The technique devised by Kit and his assistant Tony Johnson (later a double Oscar-nominated sound mixer for The Lion the Witch and the Wardrobe and Avatar) required considerable ingenuity in the microphone placement of each set-up to get the depth and separation of sound necessary into the location stereo recordings. Back in Wellington in the music studio a similar wide-separation recording technique was used for recording Steve Robinson’s music score.

 

The photo above shows Kit Rollings with two microphones on top of the load as the camera crew adjust a camera rig on the truck.

 

 The film was mixed on the NFU’s new mixing facility at the studios in Avalon, Lower Hutt, under the supervision of London Dolby Consultant, David Watt, who came to New Zealand to install the Dolby system. The result was extremely successful and Kit sent a copy of the film to Watt in London. The people at Dolby were so impressed with it that for the next decade Logger Rhythms was used as a demonstration for best practice Dolby sound recording and mixing.
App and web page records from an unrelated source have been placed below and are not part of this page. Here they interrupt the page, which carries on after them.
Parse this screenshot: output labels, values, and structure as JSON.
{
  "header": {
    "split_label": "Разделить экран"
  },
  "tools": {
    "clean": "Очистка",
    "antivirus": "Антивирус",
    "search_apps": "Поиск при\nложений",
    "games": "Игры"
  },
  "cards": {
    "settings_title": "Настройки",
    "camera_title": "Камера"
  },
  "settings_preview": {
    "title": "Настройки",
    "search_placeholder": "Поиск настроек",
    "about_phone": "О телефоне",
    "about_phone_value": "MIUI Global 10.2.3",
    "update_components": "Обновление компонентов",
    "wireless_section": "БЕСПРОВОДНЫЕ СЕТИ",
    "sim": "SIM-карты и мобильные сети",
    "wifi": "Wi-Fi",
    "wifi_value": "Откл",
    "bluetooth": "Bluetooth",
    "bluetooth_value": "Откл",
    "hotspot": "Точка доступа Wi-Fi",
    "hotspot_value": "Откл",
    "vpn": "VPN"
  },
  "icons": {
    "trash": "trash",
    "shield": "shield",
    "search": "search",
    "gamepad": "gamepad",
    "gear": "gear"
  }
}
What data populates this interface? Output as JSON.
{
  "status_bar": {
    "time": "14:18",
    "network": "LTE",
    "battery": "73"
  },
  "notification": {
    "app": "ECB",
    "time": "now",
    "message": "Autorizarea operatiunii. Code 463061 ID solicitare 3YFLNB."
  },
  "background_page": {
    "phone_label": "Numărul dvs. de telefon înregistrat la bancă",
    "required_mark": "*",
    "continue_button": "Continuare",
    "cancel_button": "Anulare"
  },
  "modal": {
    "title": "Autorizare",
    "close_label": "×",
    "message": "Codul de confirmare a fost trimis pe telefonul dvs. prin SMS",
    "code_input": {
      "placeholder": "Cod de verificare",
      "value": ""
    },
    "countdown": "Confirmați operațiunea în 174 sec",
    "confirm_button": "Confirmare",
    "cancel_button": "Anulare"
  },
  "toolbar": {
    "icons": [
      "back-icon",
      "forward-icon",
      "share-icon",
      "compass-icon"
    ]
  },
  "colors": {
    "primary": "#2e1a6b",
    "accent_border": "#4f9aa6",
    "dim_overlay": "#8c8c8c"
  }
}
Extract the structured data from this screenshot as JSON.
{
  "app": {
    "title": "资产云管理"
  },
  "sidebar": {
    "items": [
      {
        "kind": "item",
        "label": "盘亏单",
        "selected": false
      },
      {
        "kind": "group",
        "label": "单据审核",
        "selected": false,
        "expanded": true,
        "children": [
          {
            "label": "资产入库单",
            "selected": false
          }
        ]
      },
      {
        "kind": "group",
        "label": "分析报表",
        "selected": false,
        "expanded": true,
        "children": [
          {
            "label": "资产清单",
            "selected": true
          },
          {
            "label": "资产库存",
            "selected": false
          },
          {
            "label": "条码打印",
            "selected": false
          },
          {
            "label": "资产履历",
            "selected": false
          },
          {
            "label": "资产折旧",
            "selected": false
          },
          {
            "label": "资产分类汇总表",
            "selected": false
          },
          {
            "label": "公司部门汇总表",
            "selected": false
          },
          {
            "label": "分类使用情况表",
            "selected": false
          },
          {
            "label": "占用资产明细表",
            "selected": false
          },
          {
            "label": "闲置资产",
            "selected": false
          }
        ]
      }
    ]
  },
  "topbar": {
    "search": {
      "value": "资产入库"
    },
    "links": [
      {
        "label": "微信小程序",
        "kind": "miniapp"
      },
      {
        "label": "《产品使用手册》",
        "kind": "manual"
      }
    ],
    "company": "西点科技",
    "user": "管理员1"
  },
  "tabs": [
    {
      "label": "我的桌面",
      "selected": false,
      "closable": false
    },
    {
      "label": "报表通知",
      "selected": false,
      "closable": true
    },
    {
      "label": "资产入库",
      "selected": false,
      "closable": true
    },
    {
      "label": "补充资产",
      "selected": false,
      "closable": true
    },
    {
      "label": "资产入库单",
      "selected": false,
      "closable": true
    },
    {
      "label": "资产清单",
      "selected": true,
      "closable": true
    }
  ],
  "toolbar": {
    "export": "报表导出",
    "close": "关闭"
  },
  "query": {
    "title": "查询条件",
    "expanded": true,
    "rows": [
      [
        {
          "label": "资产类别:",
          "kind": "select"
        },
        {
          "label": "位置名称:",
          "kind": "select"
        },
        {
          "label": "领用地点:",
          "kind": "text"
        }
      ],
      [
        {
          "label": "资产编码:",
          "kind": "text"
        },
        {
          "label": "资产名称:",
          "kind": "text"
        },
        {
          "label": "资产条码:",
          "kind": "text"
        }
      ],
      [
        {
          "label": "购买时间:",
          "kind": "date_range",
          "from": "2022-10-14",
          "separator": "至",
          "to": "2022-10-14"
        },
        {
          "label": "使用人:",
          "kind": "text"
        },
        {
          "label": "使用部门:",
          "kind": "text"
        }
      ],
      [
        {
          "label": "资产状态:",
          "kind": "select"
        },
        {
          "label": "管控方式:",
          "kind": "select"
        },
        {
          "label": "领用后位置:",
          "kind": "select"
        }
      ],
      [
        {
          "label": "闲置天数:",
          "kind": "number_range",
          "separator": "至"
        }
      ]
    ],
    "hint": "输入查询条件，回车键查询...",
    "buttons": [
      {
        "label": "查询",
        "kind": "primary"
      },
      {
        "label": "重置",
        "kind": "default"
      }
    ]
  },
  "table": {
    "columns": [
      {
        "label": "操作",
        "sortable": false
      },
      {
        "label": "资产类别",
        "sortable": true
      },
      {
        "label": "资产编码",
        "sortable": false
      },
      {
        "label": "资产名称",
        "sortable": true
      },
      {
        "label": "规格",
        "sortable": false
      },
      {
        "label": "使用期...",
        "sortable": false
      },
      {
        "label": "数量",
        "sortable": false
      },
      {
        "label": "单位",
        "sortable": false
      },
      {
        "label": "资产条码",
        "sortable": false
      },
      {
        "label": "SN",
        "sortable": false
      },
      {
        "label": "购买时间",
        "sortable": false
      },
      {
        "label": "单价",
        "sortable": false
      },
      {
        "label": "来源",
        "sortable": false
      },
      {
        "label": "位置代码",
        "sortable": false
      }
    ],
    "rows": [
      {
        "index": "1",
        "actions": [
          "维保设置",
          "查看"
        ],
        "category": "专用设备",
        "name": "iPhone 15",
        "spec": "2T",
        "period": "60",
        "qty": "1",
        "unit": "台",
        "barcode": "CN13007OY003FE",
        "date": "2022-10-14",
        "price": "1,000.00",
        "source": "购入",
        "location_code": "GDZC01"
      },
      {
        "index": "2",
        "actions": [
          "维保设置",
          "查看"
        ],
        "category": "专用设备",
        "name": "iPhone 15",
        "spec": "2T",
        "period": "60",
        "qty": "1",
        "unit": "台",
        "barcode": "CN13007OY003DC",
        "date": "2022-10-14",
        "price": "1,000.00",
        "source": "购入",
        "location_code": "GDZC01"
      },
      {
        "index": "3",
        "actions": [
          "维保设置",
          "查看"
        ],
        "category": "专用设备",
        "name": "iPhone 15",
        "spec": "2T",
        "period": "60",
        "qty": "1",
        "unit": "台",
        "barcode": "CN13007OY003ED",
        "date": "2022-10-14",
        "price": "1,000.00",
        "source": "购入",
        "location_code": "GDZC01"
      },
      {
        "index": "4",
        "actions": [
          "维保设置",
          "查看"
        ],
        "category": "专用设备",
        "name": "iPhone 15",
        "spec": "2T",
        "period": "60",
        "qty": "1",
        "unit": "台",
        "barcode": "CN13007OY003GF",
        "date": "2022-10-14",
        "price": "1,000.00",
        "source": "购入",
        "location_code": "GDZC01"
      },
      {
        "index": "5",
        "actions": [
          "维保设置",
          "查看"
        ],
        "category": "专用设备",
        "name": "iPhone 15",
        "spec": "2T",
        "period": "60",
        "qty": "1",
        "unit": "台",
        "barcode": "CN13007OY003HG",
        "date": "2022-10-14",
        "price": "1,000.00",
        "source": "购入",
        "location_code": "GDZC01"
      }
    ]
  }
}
It also received an award at a festival for forestry films in 1984.

 

Right Next Door

Hugh's last film as an NFU director, and his last tourist film, Right Next Door (1985) was made for the Australian tourist market and features an Australian family having a good holiday exploring New Zealand. They are not sure whether to believe the tale told to them by a pub raconteur (played by Barry Crump). It does seem a bit far-fetched – but judge for yourself here >> [link to youtube clip of Cedric the Fish story] Right Next Door received a Gold Award at the PATA (Pacific Asia Travel Association) Conference in 1986.

 

First independent productions – a Milky Way

 

In 1985 Hugh left the Film Unit and struck out as an independent producer and director. This was just four years ahead of the Film Unit leaving him. (It was disbanded in 1989 as part of the  government's programme of deregulation and privatisation of national assets.)

 

One of the other highly successful national institutions that later suffered the same fate was the NZ Dairy Board, a farmer-controlled marketing organisation that was extremely effective in promoting New Zealand dairy products to the world. By the time it was disbanded in 2001, Hugh had made over 15 promotional films, plus staff training videos and a series of international TV commercials for the Board. At the same time he was shooting footage to the specific requirements of around 22 of the Board’s overseas companies.

 

The first film for the Dairy Board, Leave Nothing to Chance (1985) was a major production, with a budget of $200,000. It went out on 16mm film and videotape in six different languages, all recorded in Wellington. Making this film involved shooting with a six-person crew on dairy farms and factories in New Zealand to start with. Then Hugh and cameraman Mike Fuller travelled to Dairy Board companies in the US, Malaysia and Singapore. Over the next 13 years they made several filming trips to South-East Asia, the US and Mexico.

 

In 1988, Hugh began working with Kiwi Cooperative Dairies, New Zealand's  second largest dairy company at that time, with the biggest single site processing plant, situated at Whareroa in south Taranaki. Over the next 12 years Kiwi – Dairy Giant, the company’s flagship video, went through six changing editions as the company grew and milk manufacturing technology advanced. It also went out in several languages, with the Portuguese version made for Brazil receiving great praise from the local marketers. The English version won a Silver Monitor at the 1998 ITVA (NZ) Video Awards.